“It made me aware of my origins, someone from the Highlands who played the bagpipes, more about my place and it probably informed the lyrics as well.
“Eventually I came back from Austria to London which is where I decided to finish the album and then to The Highlands where I have been mixing and mastering it ready for release. It feels fitting that I’ve finished the album here, like an end point.
“It’s also been odd to finally return and then be unable to see many of the people that I care about but I have to be grateful to have some quality time with family and friends. The album deals with themes of isolation and distance but, on an up-note, how that helps you to realise how fortunate you have been to have made such connections.”
Musically, the album is as diverse as the locations where they were written. The first single taken from the album, the dynamic Bear On Bear, is an uplifting electro-infused tonic that 2020 so desperately needs featuring the powerhouse drumming of Ross Rankin (The Kills, Titus Gein, Blue Sky Archives).
“Bear on Bear was written specifically with Ross in mind.
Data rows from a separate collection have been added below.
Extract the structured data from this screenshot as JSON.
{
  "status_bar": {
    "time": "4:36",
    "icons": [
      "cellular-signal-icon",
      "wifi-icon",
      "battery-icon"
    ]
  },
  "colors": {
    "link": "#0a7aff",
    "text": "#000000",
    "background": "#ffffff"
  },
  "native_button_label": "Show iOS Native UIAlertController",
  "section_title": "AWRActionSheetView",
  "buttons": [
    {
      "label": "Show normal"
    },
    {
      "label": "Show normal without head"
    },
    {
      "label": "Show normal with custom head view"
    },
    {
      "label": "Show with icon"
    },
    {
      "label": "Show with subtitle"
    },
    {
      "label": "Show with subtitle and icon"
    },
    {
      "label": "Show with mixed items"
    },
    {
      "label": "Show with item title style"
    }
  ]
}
He is one of the best and most fearsomely entertaining drummers I have had the pleasure of playing with,” Michael explains. “Ross plays with such ferocity and I wanted to create a bank of electronics that he would effectively be playing against, setting up a musical clash-of-the-titans, a showdown finale between man and machine. A Virtue is slightly synth-wave but still quite ambient, Sketch Of A Plan is quite rock, so there is quite a lot of variation.”
Remain, another track from Michael’s Salzburg sojourn, has a sombre eastern European ambience that put me in mind of Brian Eno’s work on Bowie’s Low album. It sits, on the album between The Fourth Wall and Reciprocity. “The Fourth Wall was very electronic, the one after is very rock. Remain was bridging two very different locations and styles of music. There is also the feeling of trying to hold on to something, it was very much about that journey.”
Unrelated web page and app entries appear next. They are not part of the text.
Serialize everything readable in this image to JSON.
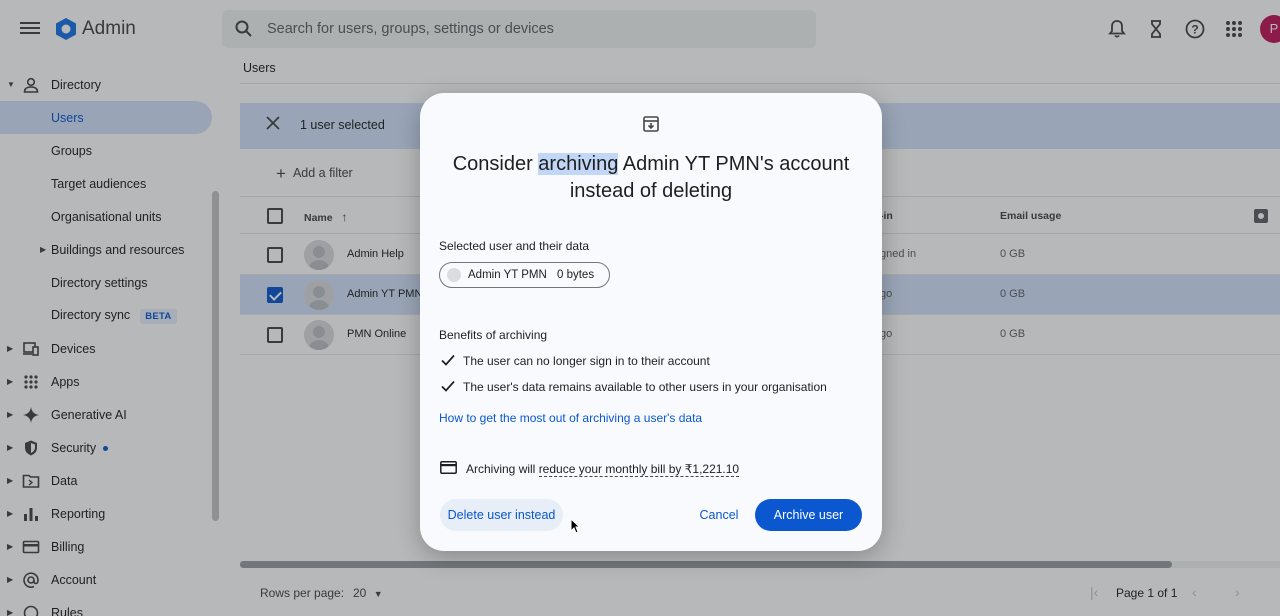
{
  "app": {
    "title": "Admin",
    "search_placeholder": "Search for users, groups, settings or devices",
    "avatar_initial": "P",
    "top_icons": [
      "bell-icon",
      "hourglass-icon",
      "help-icon",
      "apps-grid-icon"
    ]
  },
  "sidebar": {
    "items": [
      {
        "label": "Directory",
        "icon": "person-icon"
      },
      {
        "label": "Users"
      },
      {
        "label": "Groups"
      },
      {
        "label": "Target audiences"
      },
      {
        "label": "Organisational units"
      },
      {
        "label": "Buildings and resources"
      },
      {
        "label": "Directory settings"
      },
      {
        "label": "Directory sync",
        "badge": "BETA"
      },
      {
        "label": "Devices",
        "icon": "devices-icon"
      },
      {
        "label": "Apps",
        "icon": "apps-icon"
      },
      {
        "label": "Generative AI",
        "icon": "sparkle-icon"
      },
      {
        "label": "Security",
        "icon": "shield-icon"
      },
      {
        "label": "Data",
        "icon": "folder-icon"
      },
      {
        "label": "Reporting",
        "icon": "bar-chart-icon"
      },
      {
        "label": "Billing",
        "icon": "credit-card-icon"
      },
      {
        "label": "Account",
        "icon": "at-icon"
      },
      {
        "label": "Rules",
        "icon": "rules-icon"
      }
    ]
  },
  "main": {
    "breadcrumb": "Users",
    "selection_text": "1 user selected",
    "add_filter": "Add a filter",
    "columns": {
      "name": "Name",
      "last_sign_in": "-in",
      "email_usage": "Email usage"
    },
    "rows": [
      {
        "name": "Admin Help",
        "last_sign_in": "gned in",
        "email_usage": "0 GB",
        "checked": false
      },
      {
        "name": "Admin YT PMN",
        "last_sign_in": "go",
        "email_usage": "0 GB",
        "checked": true
      },
      {
        "name": "PMN Online",
        "last_sign_in": "go",
        "email_usage": "0 GB",
        "checked": false
      }
    ],
    "rows_per_page_label": "Rows per page:",
    "rows_per_page": "20",
    "page_label": "Page 1 of 1"
  },
  "dialog": {
    "title_before": "Consider ",
    "title_highlight": "archiving",
    "title_after": " Admin YT PMN's account instead of deleting",
    "selected_label": "Selected user and their data",
    "chip_name": "Admin YT PMN",
    "chip_size": "0 bytes",
    "benefits_label": "Benefits of archiving",
    "benefits": [
      "The user can no longer sign in to their account",
      "The user's data remains available to other users in your organisation"
    ],
    "link": "How to get the most out of archiving a user's data",
    "bill_prefix": "Archiving will ",
    "bill_dashed": "reduce your monthly bill by ₹1,221.10",
    "delete_button": "Delete user instead",
    "cancel_button": "Cancel",
    "archive_button": "Archive user"
  }
}
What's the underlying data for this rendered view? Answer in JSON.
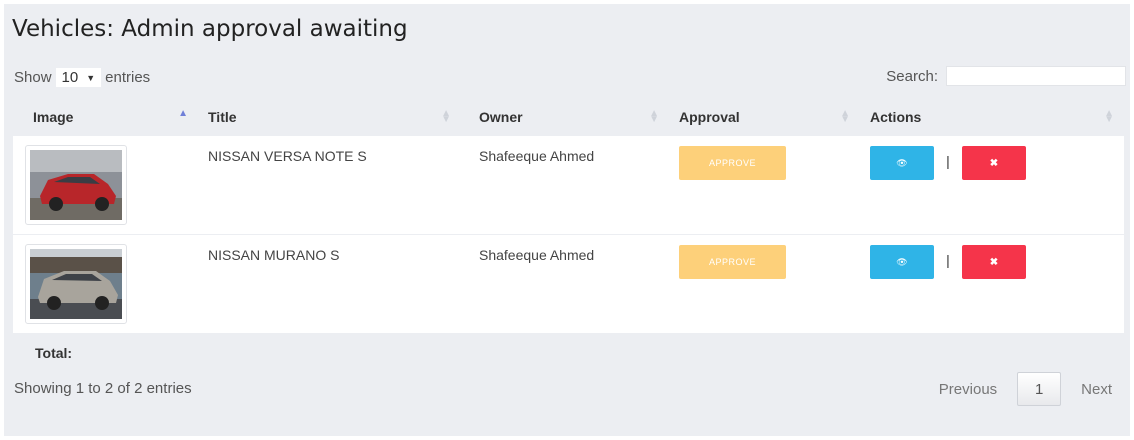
{
  "page": {
    "title": "Vehicles: Admin approval awaiting"
  },
  "length": {
    "prefix": "Show",
    "value": "10",
    "suffix": "entries"
  },
  "search": {
    "label": "Search:",
    "value": ""
  },
  "table": {
    "headers": {
      "image": "Image",
      "title": "Title",
      "owner": "Owner",
      "approval": "Approval",
      "actions": "Actions"
    },
    "rows": [
      {
        "title": "NISSAN VERSA NOTE S",
        "owner": "Shafeeque Ahmed",
        "approve": "APPROVE",
        "view_icon": "eye-icon",
        "delete_icon": "x-icon",
        "separator": "|",
        "car_color": "#b8262a"
      },
      {
        "title": "NISSAN MURANO S",
        "owner": "Shafeeque Ahmed",
        "approve": "APPROVE",
        "view_icon": "eye-icon",
        "delete_icon": "x-icon",
        "separator": "|",
        "car_color": "#a8a49c"
      }
    ],
    "footer": {
      "total_label": "Total:"
    }
  },
  "info": "Showing 1 to 2 of 2 entries",
  "pagination": {
    "previous": "Previous",
    "current": "1",
    "next": "Next"
  },
  "colors": {
    "approve": "#fdd07a",
    "view": "#2fb4e7",
    "delete": "#f5344a",
    "sort_active": "#6f7fd8"
  }
}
The journey had begun in Inverness when young Michael’s mum introduced him to the music of Queen. “She was a massive Queen fan and that defined my primary school years. When I got older I got into rock music and a bit of Britpop as well. The first album I bought was Parklife by Blur, then I got into Metallica and also electronic music,
“My first instrument was the bagpipes,” he laughs, “being Scottish! That’s what I grew up playing, then I got my first guitar when I was 15. That was me sold as a favourite instrument but when I was 11 or 12 I was a computer geek and I got into early music production software, even before the guitar. I remember getting this software called Band In A Box where you created chord sequences. It blew my mind that using this computer software I could have this band that would play what I wanted them to. I could produce everything and have it sound, almost, how I wanted it to. That was really inspiring. It was like the dance producers who would create these generation-defining pieces of music in their bedroom.
“The first EP in 2003 was quite eclectic, everything from dark and electronic, drum and bass to rock and metal and pop and some ambient elements as well.
“It’s interesting that I did the first material and then it was quite a problem when I was working out how I could present it to people because there was dance, rock, electronic, metal and so on. Nowadays there are genres and then specialities within those but then you find that being eclectic, you find these niches find a more receptive audience. So I feel my age is quite appropriate for what I’m doing.”
Popcorn Fiend’s debut album Distance is released on 18th September on Pure Moth.Distance by Popcorn Fiend